To specify a custom build step

  1. Open the project's Property Pages dialog box. For details, see Setting Visual C++ Project Properties.

  2. In the Configuration box, select the configuration for which you want to specify a custom build step.

  3. In Solution Explorer, select the input file for the custom build step.

    If the Custom Build Step folder does not appear, the file you selected has a default step associated with it. For example, .c and .cpp files have a default step to invoke the compiler. To override a default setting, modify the Tool property, which is in the Configuration Settings folder.

  4. Specify the properties associated with the custom build step:

    • In Additional Dependencies, specify any additional files beyond the one for which the custom build step is being defined (the file associated with the custom build step is implicitly considered an input to the step). Having additional input files is not a requirement for a custom build step. If you have more than one additional input, separate them with semicolons.

      If an Additional Dependencies file's date is later than the input file, then the custom build rule will be run. If all of the Additional Dependencies files are older than the input file, and the input file is older than the Outputs file, then the custom build step will not run.

      For example, suppose you have a custom build step that takes MyInput.x as input and generates MyInput.cpp, and that MyInput.x includes a header file, MyHeader.h. You can specify MyHeader.h as an input dependency to MyInput.x, and the build system will build MyInput.cpp when it is out-of-date with respect to MyInput.x or MyHeader.h.

      Input dependencies can also ensure that your custom build steps run in the order you need them to. In the preceding example, suppose that MyHeader.h is actually the output of a custom build step. Because MyHeader.h is a dependency of MyInput.x, the build system will first build Myheader.h before running the custom build step on MyInput.x.

    • In Command Line, specify the syntax of the custom build rule. This syntax can include any command that is legal at the command line or in a .bat file. You may want to use Macros for Build Commands and Properties to specify locations for files or to get the actual name of the input file in the case of multiple selections. The name of a batch file should be preceded by call to ensure that all subsequent commands will be executed.

    • In Description, type a description of the custom build step. This will be printed to the Output window when the build system processes this step.

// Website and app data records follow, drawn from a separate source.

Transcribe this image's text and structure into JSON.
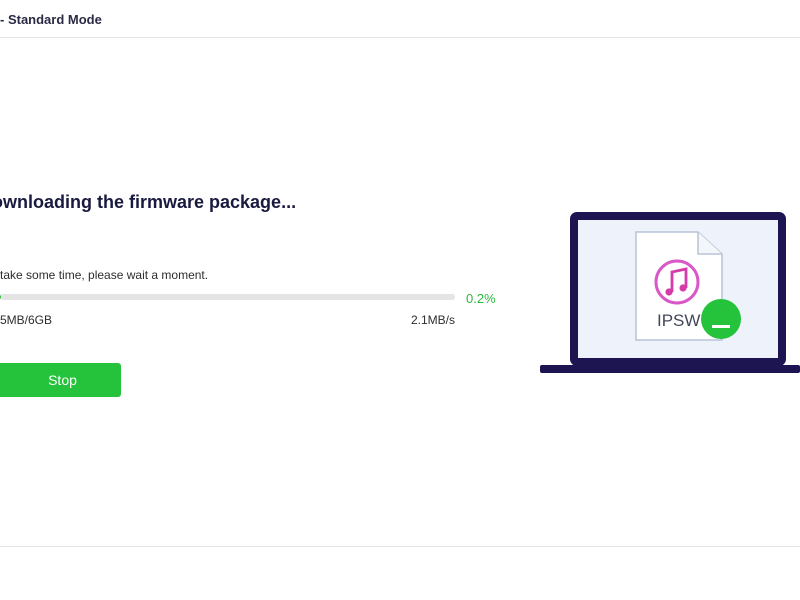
{
  "header": {
    "title": "- Standard Mode"
  },
  "main": {
    "title": "ownloading the firmware package...",
    "subtitle": "take some time, please wait a moment.",
    "progress": {
      "percent_label": "0.2%",
      "fraction": 0.002,
      "downloaded": "5MB/6GB",
      "speed": "2.1MB/s"
    },
    "stop_label": "Stop"
  },
  "illustration": {
    "file_label": "IPSW",
    "icons": [
      "laptop-icon",
      "music-note-icon",
      "download-icon"
    ]
  },
  "colors": {
    "accent": "#25c23c",
    "progress_text": "#2db83d",
    "laptop_frame": "#1c1552",
    "screen_bg": "#eef2fb"
  }
}
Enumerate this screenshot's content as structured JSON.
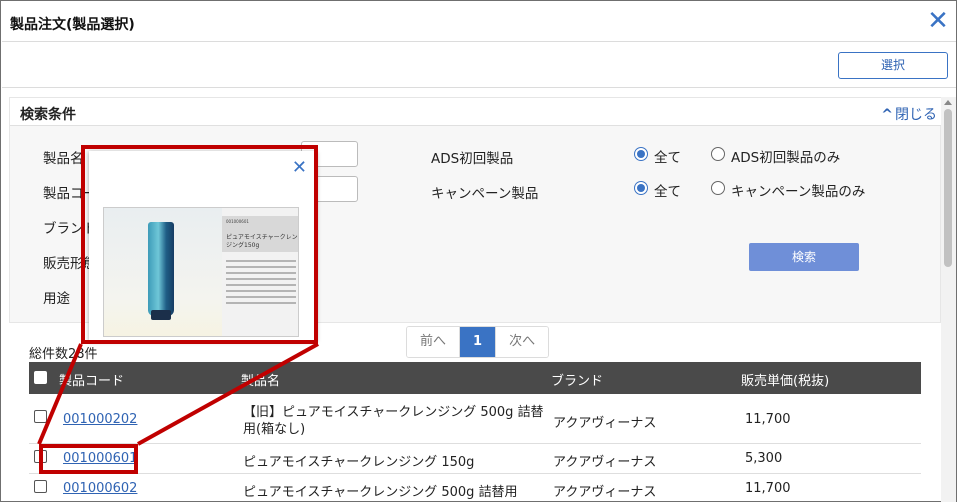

    • In Outputs, specify the name of the output file. This is a required entry; without a value for this property, the custom build step will not run. If a custom build step has more than one output, separate file names with a semicolon.

      The name of the output file should be what is specified in the Command Line property. The project build system will look for the file and check its date. If the file is newer than the input file or if the file is not found, then the custom build step will run. If all of the Additional Dependencies files are older than the input file, and the input file is older than the Outputs file, then the custom build step will not run.

If you want the build system to operate on an output file generated by the custom build step, you must manually add it to the project. The custom build step will update the file during the build.

Assume that you want to include in your project a file named parser.l. You want a lexical analyzer to process parser.l to produce a .c file with the same base name (parser.c).

First, you add parser.l and parser.c to the project. If the files don't yet exist, you just add a reference to the files. You create a custom build step for parser.l and type the following in the Commands property:

lexer $(InputPath) .\$(InputName).c

This command will run the lexical analyzer on parser.l and output parser.c to the project directory.

In the Outputs property, type the following:


When you build the project, the build system compares the timestamps of parser.l and parser.c. If parser.l is more recent, or if parser.c doesn't exist, the build system runs the Command property to bring parser.c up to date. Since parser.c was also added to the project, the build system will then proceed to compile parser.c.